- Posted August 24, 2013 by
Loss Weight with Green Tea
Numerous scientific studies have shown that tea drinkers, specifically green tea drinkers, lose weight faster than those who don’t. According to a study by Abdul Dulloo, from the Institute of Physiology at the University of Fribourg in Switzerland, the plant compound EGCG found in green tea, plus caffeine, increases thermogenesis by 84 percent. Thermogenesis is the generation of body heat that occurs as a result of normal digestion, absorption, and metabolization of food. Green tea also increases your levels of norepinephrine, which prepares your body to burn fat for the "fight or flight" response.
While not every researcher believes that green (or other) tea drinking is a “magic bullet” for weight loss, nearly every weight loss expert would agree that flooding your system with water or drinking tea versus eating a candy bar or drinking soda can help move the digestion process along quickly and perhaps distract you from munching snacks that aren't healthy.
Find a tea you enjoy. While Dulloo's study referred specifically to green tea as having weight loss properties, it's important to find a tea (green or otherwise) that you enjoy drinking. And some green teas are quite strong in flavor and can be unpleasant if you're not used to them, while others are truly delightful even for a beginner in green tea drinking. Here are some options to try:
- Flavored green teas. Both green and white (which has antioxidant properties as well but is more expensive) are offered in a bevy of flavors.

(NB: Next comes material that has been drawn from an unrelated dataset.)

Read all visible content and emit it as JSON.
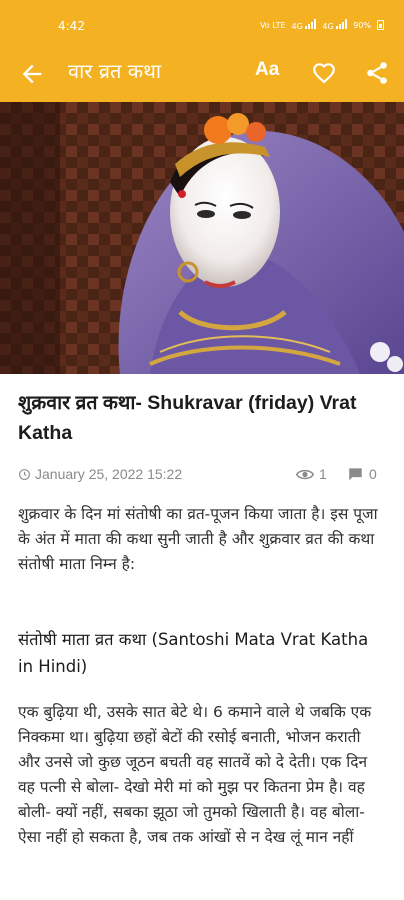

For best results, consider choosing a green or white tea that contains caffeine (according to the research, a caffeine-based tea provides maximum calorie burn).

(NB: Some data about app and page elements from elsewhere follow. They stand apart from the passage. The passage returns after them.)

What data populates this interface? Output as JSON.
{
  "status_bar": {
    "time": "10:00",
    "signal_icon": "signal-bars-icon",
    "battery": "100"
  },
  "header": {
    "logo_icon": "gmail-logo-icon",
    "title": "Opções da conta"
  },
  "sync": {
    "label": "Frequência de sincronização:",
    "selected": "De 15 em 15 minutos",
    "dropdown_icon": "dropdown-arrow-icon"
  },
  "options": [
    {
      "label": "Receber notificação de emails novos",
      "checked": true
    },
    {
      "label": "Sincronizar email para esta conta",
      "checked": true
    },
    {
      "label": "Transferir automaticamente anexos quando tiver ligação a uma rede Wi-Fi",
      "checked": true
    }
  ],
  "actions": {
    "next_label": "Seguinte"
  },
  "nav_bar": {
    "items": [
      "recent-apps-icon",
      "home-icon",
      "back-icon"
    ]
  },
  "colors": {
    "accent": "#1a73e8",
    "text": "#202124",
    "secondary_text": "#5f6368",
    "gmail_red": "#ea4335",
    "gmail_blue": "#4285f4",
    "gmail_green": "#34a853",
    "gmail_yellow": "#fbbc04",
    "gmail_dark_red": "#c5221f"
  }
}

- For individual green tea types, see the section on choosing your green tea in the article How to brew green tea; this article provides a detailed rundown of the different types of green tea and their properties.

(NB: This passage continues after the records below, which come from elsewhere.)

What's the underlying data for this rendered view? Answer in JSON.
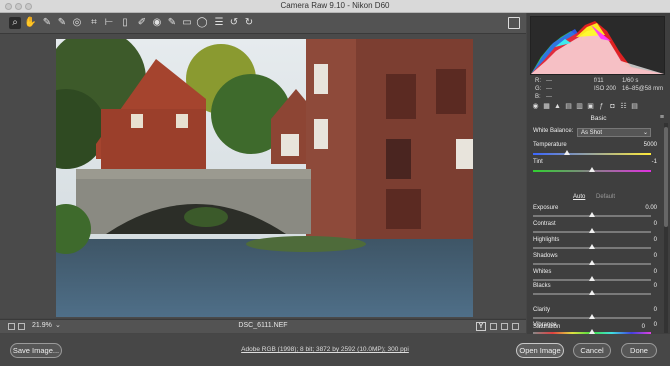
{
  "window": {
    "title": "Camera Raw 9.10  -  Nikon D60"
  },
  "toolbar": {
    "tools": [
      "zoom-tool-icon",
      "hand-tool-icon",
      "white-balance-tool-icon",
      "color-sampler-icon",
      "targeted-adjustment-icon",
      "crop-tool-icon",
      "straighten-tool-icon",
      "spot-removal-icon",
      "red-eye-icon",
      "adjustment-brush-icon",
      "graduated-filter-icon",
      "radial-filter-icon",
      "preferences-icon",
      "rotate-left-icon",
      "rotate-right-icon"
    ],
    "glyphs": [
      "⌕",
      "✋",
      "✎",
      "✎",
      "◎",
      "⌗",
      "⊢",
      "✐",
      "◉",
      "✎",
      "▭",
      "◯",
      "☰",
      "↺",
      "↻"
    ]
  },
  "histogram": {
    "colors": {
      "red": "#ff2020",
      "green": "#30ff30",
      "blue": "#3060ff",
      "yellow": "#ffff20",
      "magenta": "#ff30ff",
      "cyan": "#30ffff",
      "white": "#ffffff"
    }
  },
  "readout": {
    "r_label": "R:",
    "g_label": "G:",
    "b_label": "B:",
    "r_val": "---",
    "g_val": "---",
    "b_val": "---",
    "aperture": "f/11",
    "shutter": "1/60 s",
    "iso": "ISO 200",
    "lens": "16–85@58 mm"
  },
  "panel": {
    "title": "Basic",
    "wb_label": "White Balance:",
    "wb_value": "As Shot",
    "temperature_label": "Temperature",
    "temperature_value": "5000",
    "tint_label": "Tint",
    "tint_value": "-1",
    "auto_label": "Auto",
    "default_label": "Default",
    "exposure_label": "Exposure",
    "exposure_value": "0.00",
    "contrast_label": "Contrast",
    "contrast_value": "0",
    "highlights_label": "Highlights",
    "highlights_value": "0",
    "shadows_label": "Shadows",
    "shadows_value": "0",
    "whites_label": "Whites",
    "whites_value": "0",
    "blacks_label": "Blacks",
    "blacks_value": "0",
    "clarity_label": "Clarity",
    "clarity_value": "0",
    "vibrance_label": "Vibrance",
    "vibrance_value": "0",
    "saturation_label": "Saturation",
    "saturation_value": "0"
  },
  "status": {
    "zoom": "21.9%",
    "filename": "DSC_6111.NEF"
  },
  "bottom": {
    "save_label": "Save Image...",
    "workflow": "Adobe RGB (1998); 8 bit; 3872 by 2592 (10.0MP); 300 ppi",
    "open_label": "Open Image",
    "cancel_label": "Cancel",
    "done_label": "Done"
  }
}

- Herbal teas. Herbal teas come in a variety of delectable flavors ranging from spicy orange to jasmine. Rooibos (red tea) is another good herbal tea choice. Since herbal teas are typically decaffeinated, they can be used as a late night treat or in between drinking caffeinated teas.
- Diet teas. While diet tea tastes similar to many black or herbal teas, diet teas may contain a laxative element, so you should drink these teas in moderation, especially if your tea contains senna, aloe, agarwood, rhubarb root, buckthorn, or castor oil. Experts warn against drinking too many cups of diet tea because you could develop vomiting, nausea, persistent diarrhea, abdominal cramps, and even fainting and dehydration although each tea has different effects so do your research.
- Black (English) tea. Black or English tea has been a popular choice for numerous tea drinkers across the globe. Although black tea can be obtained in a decaffeinated form, trace amounts of caffeine may still remain, which can have an impact on those who want to fall asleep at night.